Rob then turned to hardcore players who stuck on Call of Duty over the years, he made sure that Kotaku understands that he wants to make sure that hardcore players knows that they’re building the game up for hardcore players:
“But for the hardcore guys who have been with us since the beginning, that speaks volumes: the map design, the return to focus on gun-on-gun, all that stuff.”
According to an interview with MTV MultiPlayer, Robert Bowling let it slip that Party Chat feature has been altered in many ways that allows players the options for Party Chat, and that some modes will allow it, some won’t:
“The only place where Party Chat should be blocked is Search & Destroy.” In that mode, players are given just a single life per round, so those attempting to cheat with Party Chat would definitely give players an advantage. It wouldn’t, however, be blocked “for modes like Dom[ination].”
He went in further detail:
“A major focus of ‘Modern Warfare 3′ multiplayer is allowing you to have a lot more control over [how you play], looking at those restrictions and doing away with stuff like [Party Chat blocking] that’s super hardcore. It’s about giving options. We will have places where competitive guys go where you might have restrictive voice chat. And then you have an option to maybe play that same mode without the same restrictions if that’s the type of player you are.”
DualShockers did an interview with Mr. Bowling about Modern Warfare 3, the differences between the PS3 and Xbox 360 versions of MW3, and more:
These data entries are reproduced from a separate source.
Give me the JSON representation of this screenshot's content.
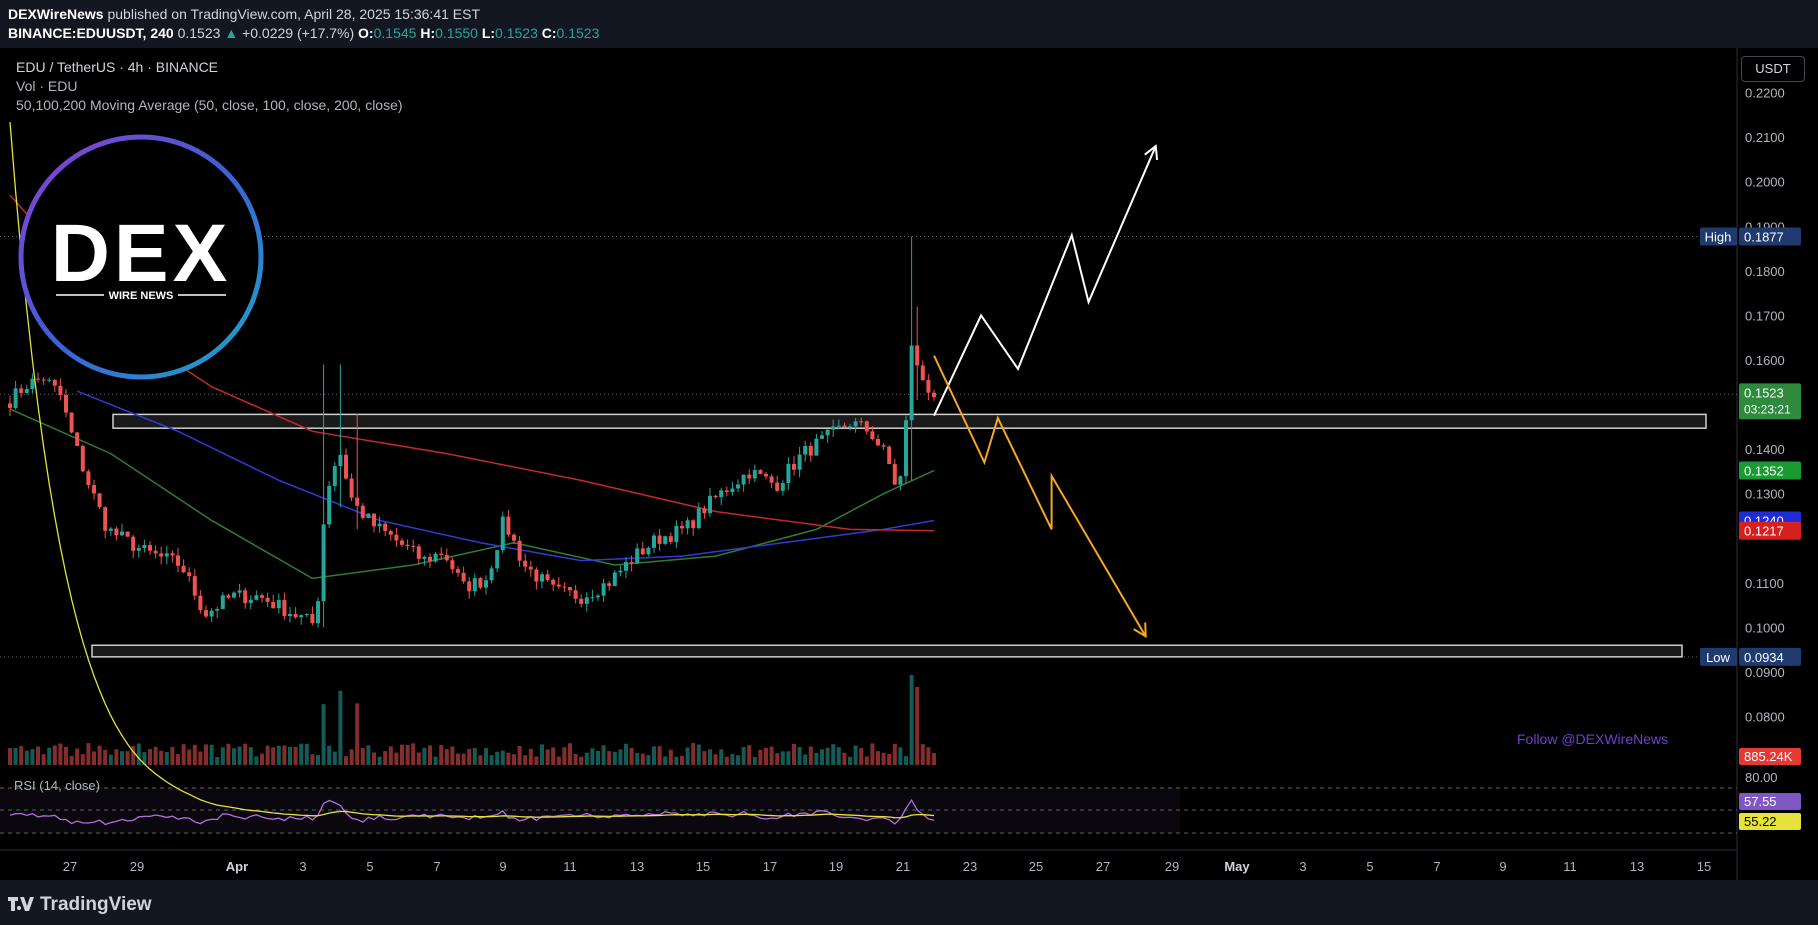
{
  "header": {
    "publisher": "DEXWireNews",
    "published_text": "published on TradingView.com, April 28, 2025 15:36:41 EST",
    "symbol": "BINANCE:EDUUSDT, 240",
    "price": "0.1523",
    "change": "+0.0229 (+17.7%)",
    "open_label": "O:",
    "open": "0.1545",
    "high_label": "H:",
    "high": "0.1550",
    "low_label": "L:",
    "low": "0.1523",
    "close_label": "C:",
    "close": "0.1523"
  },
  "legend": {
    "pair": "EDU / TetherUS · 4h · BINANCE",
    "volume": "Vol · EDU",
    "ma": "50,100,200 Moving Average (50, close, 100, close, 200, close)",
    "rsi": "RSI (14, close)"
  },
  "logo": {
    "main": "DEX",
    "sub": "WIRE NEWS"
  },
  "watermark": "Follow @DEXWireNews",
  "currency_button": "USDT",
  "footer_brand": "TradingView",
  "colors": {
    "background": "#000000",
    "up": "#26a69a",
    "down": "#ef5350",
    "ma50": "#2e7d32",
    "ma100": "#2f3bd6",
    "ma200": "#c62828",
    "projection_bull": "#ffffff",
    "projection_bear": "#f5a623",
    "rsi": "#b26edb",
    "rsi_ma": "#e4e23b"
  },
  "chart_data": {
    "type": "candlestick",
    "timeframe": "4h",
    "y_axis": {
      "ticks": [
        "0.2200",
        "0.2100",
        "0.2000",
        "0.1900",
        "0.1800",
        "0.1700",
        "0.1600",
        "0.1400",
        "0.1300",
        "0.1100",
        "0.1000",
        "0.0900",
        "0.0800"
      ],
      "ylim": [
        0.0725,
        0.23
      ]
    },
    "x_axis": {
      "tick_labels": [
        "27",
        "29",
        "Apr",
        "3",
        "5",
        "7",
        "9",
        "11",
        "13",
        "15",
        "17",
        "19",
        "21",
        "23",
        "25",
        "27",
        "29",
        "May",
        "3",
        "5",
        "7",
        "9",
        "11",
        "13",
        "15"
      ]
    },
    "price_labels": [
      {
        "tag": "High",
        "value": "0.1877"
      },
      {
        "tag": "",
        "value": "0.1523",
        "sub": "03:23:21"
      },
      {
        "tag": "",
        "value": "0.1352"
      },
      {
        "tag": "",
        "value": "0.1240"
      },
      {
        "tag": "",
        "value": "0.1217"
      },
      {
        "tag": "Low",
        "value": "0.0934"
      }
    ],
    "volume_label": "885.24K",
    "rsi_axis_label": "80.00",
    "rsi_values": {
      "rsi": "57.55",
      "rsi_ma": "55.22"
    },
    "zones": [
      {
        "name": "resistance",
        "from": 0.1447,
        "to": 0.1478
      },
      {
        "name": "support",
        "from": 0.0934,
        "to": 0.096
      }
    ],
    "anchors": [
      {
        "day": 0.0,
        "price": 0.151
      },
      {
        "day": 0.5,
        "price": 0.1545
      },
      {
        "day": 1.0,
        "price": 0.156
      },
      {
        "day": 1.5,
        "price": 0.152
      },
      {
        "day": 1.8,
        "price": 0.144
      },
      {
        "day": 2.3,
        "price": 0.133
      },
      {
        "day": 2.9,
        "price": 0.122
      },
      {
        "day": 4.0,
        "price": 0.117
      },
      {
        "day": 5.1,
        "price": 0.114
      },
      {
        "day": 5.8,
        "price": 0.103
      },
      {
        "day": 6.6,
        "price": 0.107
      },
      {
        "day": 7.4,
        "price": 0.107
      },
      {
        "day": 8.2,
        "price": 0.104
      },
      {
        "day": 9.1,
        "price": 0.1005
      },
      {
        "day": 9.4,
        "price": 0.13
      },
      {
        "day": 9.8,
        "price": 0.14
      },
      {
        "day": 10.2,
        "price": 0.128
      },
      {
        "day": 10.8,
        "price": 0.123
      },
      {
        "day": 11.4,
        "price": 0.12
      },
      {
        "day": 12.3,
        "price": 0.115
      },
      {
        "day": 12.9,
        "price": 0.117
      },
      {
        "day": 13.5,
        "price": 0.109
      },
      {
        "day": 14.2,
        "price": 0.111
      },
      {
        "day": 14.7,
        "price": 0.124
      },
      {
        "day": 15.3,
        "price": 0.114
      },
      {
        "day": 16.2,
        "price": 0.108
      },
      {
        "day": 17.0,
        "price": 0.107
      },
      {
        "day": 17.8,
        "price": 0.11
      },
      {
        "day": 18.6,
        "price": 0.116
      },
      {
        "day": 19.3,
        "price": 0.12
      },
      {
        "day": 20.1,
        "price": 0.122
      },
      {
        "day": 20.7,
        "price": 0.127
      },
      {
        "day": 21.3,
        "price": 0.131
      },
      {
        "day": 22.0,
        "price": 0.135
      },
      {
        "day": 22.8,
        "price": 0.132
      },
      {
        "day": 23.6,
        "price": 0.139
      },
      {
        "day": 24.4,
        "price": 0.143
      },
      {
        "day": 25.0,
        "price": 0.146
      },
      {
        "day": 25.6,
        "price": 0.144
      },
      {
        "day": 26.1,
        "price": 0.138
      },
      {
        "day": 26.4,
        "price": 0.131
      },
      {
        "day": 26.6,
        "price": 0.136
      },
      {
        "day": 26.8,
        "price": 0.165
      },
      {
        "day": 27.0,
        "price": 0.158
      },
      {
        "day": 27.3,
        "price": 0.154
      },
      {
        "day": 27.5,
        "price": 0.1523
      }
    ],
    "spikes": [
      {
        "day": 9.4,
        "high": 0.159,
        "low": 0.1
      },
      {
        "day": 9.9,
        "high": 0.159,
        "low": 0.127
      },
      {
        "day": 10.3,
        "high": 0.148,
        "low": 0.122
      },
      {
        "day": 26.8,
        "high": 0.1877,
        "low": 0.133
      },
      {
        "day": 27.0,
        "high": 0.172,
        "low": 0.151
      }
    ],
    "moving_averages": {
      "ma50": [
        [
          0,
          0.149
        ],
        [
          3,
          0.139
        ],
        [
          6,
          0.124
        ],
        [
          9,
          0.111
        ],
        [
          12,
          0.114
        ],
        [
          15,
          0.119
        ],
        [
          18,
          0.114
        ],
        [
          21,
          0.116
        ],
        [
          24,
          0.122
        ],
        [
          26,
          0.13
        ],
        [
          27.5,
          0.1352
        ]
      ],
      "ma100": [
        [
          2,
          0.153
        ],
        [
          5,
          0.144
        ],
        [
          8,
          0.133
        ],
        [
          11,
          0.124
        ],
        [
          14,
          0.119
        ],
        [
          17,
          0.115
        ],
        [
          20,
          0.116
        ],
        [
          23,
          0.119
        ],
        [
          26,
          0.122
        ],
        [
          27.5,
          0.124
        ]
      ],
      "ma200": [
        [
          0,
          0.197
        ],
        [
          2,
          0.18
        ],
        [
          4,
          0.164
        ],
        [
          6,
          0.154
        ],
        [
          9,
          0.144
        ],
        [
          13,
          0.139
        ],
        [
          17,
          0.133
        ],
        [
          21,
          0.126
        ],
        [
          25,
          0.122
        ],
        [
          27.5,
          0.1217
        ]
      ]
    },
    "projections": {
      "bullish": [
        [
          27.5,
          0.1475
        ],
        [
          28.9,
          0.17
        ],
        [
          30.0,
          0.158
        ],
        [
          31.6,
          0.188
        ],
        [
          32.1,
          0.173
        ],
        [
          34.1,
          0.208
        ]
      ],
      "bearish": [
        [
          27.5,
          0.161
        ],
        [
          29.0,
          0.137
        ],
        [
          29.4,
          0.147
        ],
        [
          31.0,
          0.122
        ],
        [
          31.0,
          0.134
        ],
        [
          33.8,
          0.098
        ]
      ]
    }
  }
}
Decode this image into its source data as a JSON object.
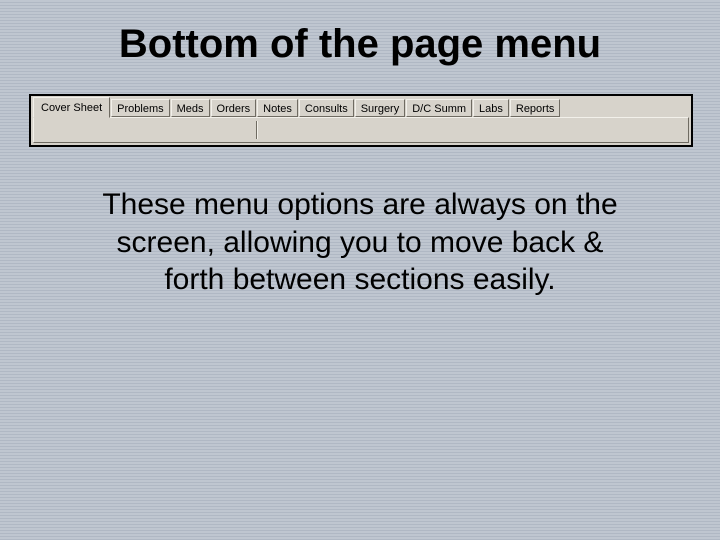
{
  "title": "Bottom of the page menu",
  "tabs": [
    {
      "label": "Cover Sheet",
      "active": true
    },
    {
      "label": "Problems",
      "active": false
    },
    {
      "label": "Meds",
      "active": false
    },
    {
      "label": "Orders",
      "active": false
    },
    {
      "label": "Notes",
      "active": false
    },
    {
      "label": "Consults",
      "active": false
    },
    {
      "label": "Surgery",
      "active": false
    },
    {
      "label": "D/C Summ",
      "active": false
    },
    {
      "label": "Labs",
      "active": false
    },
    {
      "label": "Reports",
      "active": false
    }
  ],
  "description": "These menu options are always on the screen, allowing you to move back & forth between sections easily."
}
What do you think so far about the simplification of Modern Warfare 3? Do you like that it’s going back to the COD4 roots? I DO!